(To do) Repeat every record below exactly as it appears.

(Information given)
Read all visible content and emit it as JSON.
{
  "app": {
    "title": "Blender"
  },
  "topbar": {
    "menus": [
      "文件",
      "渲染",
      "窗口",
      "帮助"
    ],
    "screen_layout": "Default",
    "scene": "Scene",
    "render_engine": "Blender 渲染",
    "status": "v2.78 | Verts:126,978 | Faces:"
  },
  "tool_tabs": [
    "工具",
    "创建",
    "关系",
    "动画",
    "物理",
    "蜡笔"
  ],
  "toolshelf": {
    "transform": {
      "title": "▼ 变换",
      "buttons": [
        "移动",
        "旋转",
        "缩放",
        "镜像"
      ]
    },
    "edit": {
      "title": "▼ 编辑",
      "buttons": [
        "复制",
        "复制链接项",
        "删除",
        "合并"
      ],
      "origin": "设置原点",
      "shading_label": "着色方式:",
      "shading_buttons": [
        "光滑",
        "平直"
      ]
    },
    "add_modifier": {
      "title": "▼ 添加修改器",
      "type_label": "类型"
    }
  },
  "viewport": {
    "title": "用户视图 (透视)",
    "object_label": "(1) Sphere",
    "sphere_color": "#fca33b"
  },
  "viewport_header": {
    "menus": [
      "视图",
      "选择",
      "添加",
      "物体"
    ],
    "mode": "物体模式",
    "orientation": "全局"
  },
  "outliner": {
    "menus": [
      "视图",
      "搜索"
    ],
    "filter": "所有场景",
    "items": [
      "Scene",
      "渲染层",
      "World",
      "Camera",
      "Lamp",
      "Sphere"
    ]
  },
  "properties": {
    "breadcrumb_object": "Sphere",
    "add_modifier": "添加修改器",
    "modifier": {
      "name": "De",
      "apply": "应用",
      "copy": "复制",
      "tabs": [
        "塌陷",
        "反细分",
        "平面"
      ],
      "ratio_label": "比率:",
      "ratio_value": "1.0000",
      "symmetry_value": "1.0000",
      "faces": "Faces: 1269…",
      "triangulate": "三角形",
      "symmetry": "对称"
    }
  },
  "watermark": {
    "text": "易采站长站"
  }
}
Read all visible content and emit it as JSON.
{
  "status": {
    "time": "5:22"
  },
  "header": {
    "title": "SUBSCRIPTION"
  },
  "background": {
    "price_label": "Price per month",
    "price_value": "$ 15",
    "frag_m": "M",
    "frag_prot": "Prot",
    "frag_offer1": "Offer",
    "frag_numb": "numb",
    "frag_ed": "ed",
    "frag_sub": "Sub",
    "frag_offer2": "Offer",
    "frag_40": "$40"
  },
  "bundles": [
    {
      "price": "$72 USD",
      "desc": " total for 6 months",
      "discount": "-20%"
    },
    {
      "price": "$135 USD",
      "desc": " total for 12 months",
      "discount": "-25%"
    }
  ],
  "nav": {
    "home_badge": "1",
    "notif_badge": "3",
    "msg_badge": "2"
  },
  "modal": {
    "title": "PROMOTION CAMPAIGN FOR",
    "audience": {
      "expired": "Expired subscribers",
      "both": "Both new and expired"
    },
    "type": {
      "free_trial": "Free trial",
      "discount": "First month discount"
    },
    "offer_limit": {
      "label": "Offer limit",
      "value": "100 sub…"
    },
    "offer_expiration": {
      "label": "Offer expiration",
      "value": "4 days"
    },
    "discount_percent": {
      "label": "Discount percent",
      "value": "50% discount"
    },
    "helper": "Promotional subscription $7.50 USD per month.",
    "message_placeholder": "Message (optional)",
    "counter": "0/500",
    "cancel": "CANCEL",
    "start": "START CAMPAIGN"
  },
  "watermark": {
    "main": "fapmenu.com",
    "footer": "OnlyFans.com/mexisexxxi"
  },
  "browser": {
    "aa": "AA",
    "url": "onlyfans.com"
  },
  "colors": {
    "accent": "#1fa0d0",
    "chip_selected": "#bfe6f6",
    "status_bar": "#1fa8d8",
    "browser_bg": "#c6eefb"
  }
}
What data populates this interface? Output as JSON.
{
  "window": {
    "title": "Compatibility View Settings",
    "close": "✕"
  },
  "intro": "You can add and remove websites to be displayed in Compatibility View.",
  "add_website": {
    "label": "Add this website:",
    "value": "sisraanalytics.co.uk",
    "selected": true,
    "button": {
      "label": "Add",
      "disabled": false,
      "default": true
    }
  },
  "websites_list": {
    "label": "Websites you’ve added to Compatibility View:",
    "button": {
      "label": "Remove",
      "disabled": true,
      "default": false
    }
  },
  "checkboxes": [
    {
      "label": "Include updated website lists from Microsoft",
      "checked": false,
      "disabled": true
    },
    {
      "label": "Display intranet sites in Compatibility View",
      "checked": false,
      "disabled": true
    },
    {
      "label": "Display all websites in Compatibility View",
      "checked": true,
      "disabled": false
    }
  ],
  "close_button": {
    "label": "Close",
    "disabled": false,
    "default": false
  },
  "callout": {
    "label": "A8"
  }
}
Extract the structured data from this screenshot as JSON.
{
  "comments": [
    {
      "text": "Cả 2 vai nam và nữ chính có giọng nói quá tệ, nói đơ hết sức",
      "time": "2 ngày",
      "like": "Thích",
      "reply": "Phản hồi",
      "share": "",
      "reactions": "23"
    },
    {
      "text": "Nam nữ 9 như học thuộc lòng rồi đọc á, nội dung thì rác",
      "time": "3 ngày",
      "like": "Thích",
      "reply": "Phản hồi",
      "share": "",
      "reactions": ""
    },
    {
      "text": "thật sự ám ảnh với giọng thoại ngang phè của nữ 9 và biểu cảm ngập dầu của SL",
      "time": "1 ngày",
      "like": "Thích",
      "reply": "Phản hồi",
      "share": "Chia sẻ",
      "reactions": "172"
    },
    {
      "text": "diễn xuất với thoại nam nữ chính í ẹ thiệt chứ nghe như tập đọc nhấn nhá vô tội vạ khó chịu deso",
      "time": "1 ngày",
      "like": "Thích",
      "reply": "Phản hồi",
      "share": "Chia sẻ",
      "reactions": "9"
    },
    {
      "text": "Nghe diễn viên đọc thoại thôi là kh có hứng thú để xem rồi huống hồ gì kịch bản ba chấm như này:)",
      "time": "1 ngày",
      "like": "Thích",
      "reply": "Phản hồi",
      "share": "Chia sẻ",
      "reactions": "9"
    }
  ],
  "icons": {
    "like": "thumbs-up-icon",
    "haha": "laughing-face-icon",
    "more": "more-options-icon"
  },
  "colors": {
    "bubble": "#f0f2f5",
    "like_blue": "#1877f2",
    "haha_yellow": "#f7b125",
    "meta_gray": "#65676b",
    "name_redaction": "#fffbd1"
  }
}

(Response)
Read all visible content and emit it as JSON.
{
  "app": {
    "title": "Blender"
  },
  "topbar": {
    "menus": [
      "文件",
      "渲染",
      "窗口",
      "帮助"
    ],
    "screen_layout": "Default",
    "scene": "Scene",
    "render_engine": "Blender 渲染",
    "status": "v2.78 | Verts:126,978 | Faces:"
  },
  "tool_tabs": [
    "工具",
    "创建",
    "关系",
    "动画",
    "物理",
    "蜡笔"
  ],
  "toolshelf": {
    "transform": {
      "title": "▼ 变换",
      "buttons": [
        "移动",
        "旋转",
        "缩放",
        "镜像"
      ]
    },
    "edit": {
      "title": "▼ 编辑",
      "buttons": [
        "复制",
        "复制链接项",
        "删除",
        "合并"
      ],
      "origin": "设置原点",
      "shading_label": "着色方式:",
      "shading_buttons": [
        "光滑",
        "平直"
      ]
    },
    "add_modifier": {
      "title": "▼ 添加修改器",
      "type_label": "类型"
    }
  },
  "viewport": {
    "title": "用户视图 (透视)",
    "object_label": "(1) Sphere",
    "sphere_color": "#fca33b"
  },
  "viewport_header": {
    "menus": [
      "视图",
      "选择",
      "添加",
      "物体"
    ],
    "mode": "物体模式",
    "orientation": "全局"
  },
  "outliner": {
    "menus": [
      "视图",
      "搜索"
    ],
    "filter": "所有场景",
    "items": [
      "Scene",
      "渲染层",
      "World",
      "Camera",
      "Lamp",
      "Sphere"
    ]
  },
  "properties": {
    "breadcrumb_object": "Sphere",
    "add_modifier": "添加修改器",
    "modifier": {
      "name": "De",
      "apply": "应用",
      "copy": "复制",
      "tabs": [
        "塌陷",
        "反细分",
        "平面"
      ],
      "ratio_label": "比率:",
      "ratio_value": "1.0000",
      "symmetry_value": "1.0000",
      "faces": "Faces: 1269…",
      "triangulate": "三角形",
      "symmetry": "对称"
    }
  },
  "watermark": {
    "text": "易采站长站"
  }
}
Read all visible content and emit it as JSON.
{
  "status": {
    "time": "5:22"
  },
  "header": {
    "title": "SUBSCRIPTION"
  },
  "background": {
    "price_label": "Price per month",
    "price_value": "$ 15",
    "frag_m": "M",
    "frag_prot": "Prot",
    "frag_offer1": "Offer",
    "frag_numb": "numb",
    "frag_ed": "ed",
    "frag_sub": "Sub",
    "frag_offer2": "Offer",
    "frag_40": "$40"
  },
  "bundles": [
    {
      "price": "$72 USD",
      "desc": " total for 6 months",
      "discount": "-20%"
    },
    {
      "price": "$135 USD",
      "desc": " total for 12 months",
      "discount": "-25%"
    }
  ],
  "nav": {
    "home_badge": "1",
    "notif_badge": "3",
    "msg_badge": "2"
  },
  "modal": {
    "title": "PROMOTION CAMPAIGN FOR",
    "audience": {
      "expired": "Expired subscribers",
      "both": "Both new and expired"
    },
    "type": {
      "free_trial": "Free trial",
      "discount": "First month discount"
    },
    "offer_limit": {
      "label": "Offer limit",
      "value": "100 sub…"
    },
    "offer_expiration": {
      "label": "Offer expiration",
      "value": "4 days"
    },
    "discount_percent": {
      "label": "Discount percent",
      "value": "50% discount"
    },
    "helper": "Promotional subscription $7.50 USD per month.",
    "message_placeholder": "Message (optional)",
    "counter": "0/500",
    "cancel": "CANCEL",
    "start": "START CAMPAIGN"
  },
  "watermark": {
    "main": "fapmenu.com",
    "footer": "OnlyFans.com/mexisexxxi"
  },
  "browser": {
    "aa": "AA",
    "url": "onlyfans.com"
  },
  "colors": {
    "accent": "#1fa0d0",
    "chip_selected": "#bfe6f6",
    "status_bar": "#1fa8d8",
    "browser_bg": "#c6eefb"
  }
}
What data populates this interface? Output as JSON.
{
  "window": {
    "title": "Compatibility View Settings",
    "close": "✕"
  },
  "intro": "You can add and remove websites to be displayed in Compatibility View.",
  "add_website": {
    "label": "Add this website:",
    "value": "sisraanalytics.co.uk",
    "selected": true,
    "button": {
      "label": "Add",
      "disabled": false,
      "default": true
    }
  },
  "websites_list": {
    "label": "Websites you’ve added to Compatibility View:",
    "button": {
      "label": "Remove",
      "disabled": true,
      "default": false
    }
  },
  "checkboxes": [
    {
      "label": "Include updated website lists from Microsoft",
      "checked": false,
      "disabled": true
    },
    {
      "label": "Display intranet sites in Compatibility View",
      "checked": false,
      "disabled": true
    },
    {
      "label": "Display all websites in Compatibility View",
      "checked": true,
      "disabled": false
    }
  ],
  "close_button": {
    "label": "Close",
    "disabled": false,
    "default": false
  },
  "callout": {
    "label": "A8"
  }
}
Extract the structured data from this screenshot as JSON.
{
  "comments": [
    {
      "text": "Cả 2 vai nam và nữ chính có giọng nói quá tệ, nói đơ hết sức",
      "time": "2 ngày",
      "like": "Thích",
      "reply": "Phản hồi",
      "share": "",
      "reactions": "23"
    },
    {
      "text": "Nam nữ 9 như học thuộc lòng rồi đọc á, nội dung thì rác",
      "time": "3 ngày",
      "like": "Thích",
      "reply": "Phản hồi",
      "share": "",
      "reactions": ""
    },
    {
      "text": "thật sự ám ảnh với giọng thoại ngang phè của nữ 9 và biểu cảm ngập dầu của SL",
      "time": "1 ngày",
      "like": "Thích",
      "reply": "Phản hồi",
      "share": "Chia sẻ",
      "reactions": "172"
    },
    {
      "text": "diễn xuất với thoại nam nữ chính í ẹ thiệt chứ nghe như tập đọc nhấn nhá vô tội vạ khó chịu deso",
      "time": "1 ngày",
      "like": "Thích",
      "reply": "Phản hồi",
      "share": "Chia sẻ",
      "reactions": "9"
    },
    {
      "text": "Nghe diễn viên đọc thoại thôi là kh có hứng thú để xem rồi huống hồ gì kịch bản ba chấm như này:)",
      "time": "1 ngày",
      "like": "Thích",
      "reply": "Phản hồi",
      "share": "Chia sẻ",
      "reactions": "9"
    }
  ],
  "icons": {
    "like": "thumbs-up-icon",
    "haha": "laughing-face-icon",
    "more": "more-options-icon"
  },
  "colors": {
    "bubble": "#f0f2f5",
    "like_blue": "#1877f2",
    "haha_yellow": "#f7b125",
    "meta_gray": "#65676b",
    "name_redaction": "#fffbd1"
  }
}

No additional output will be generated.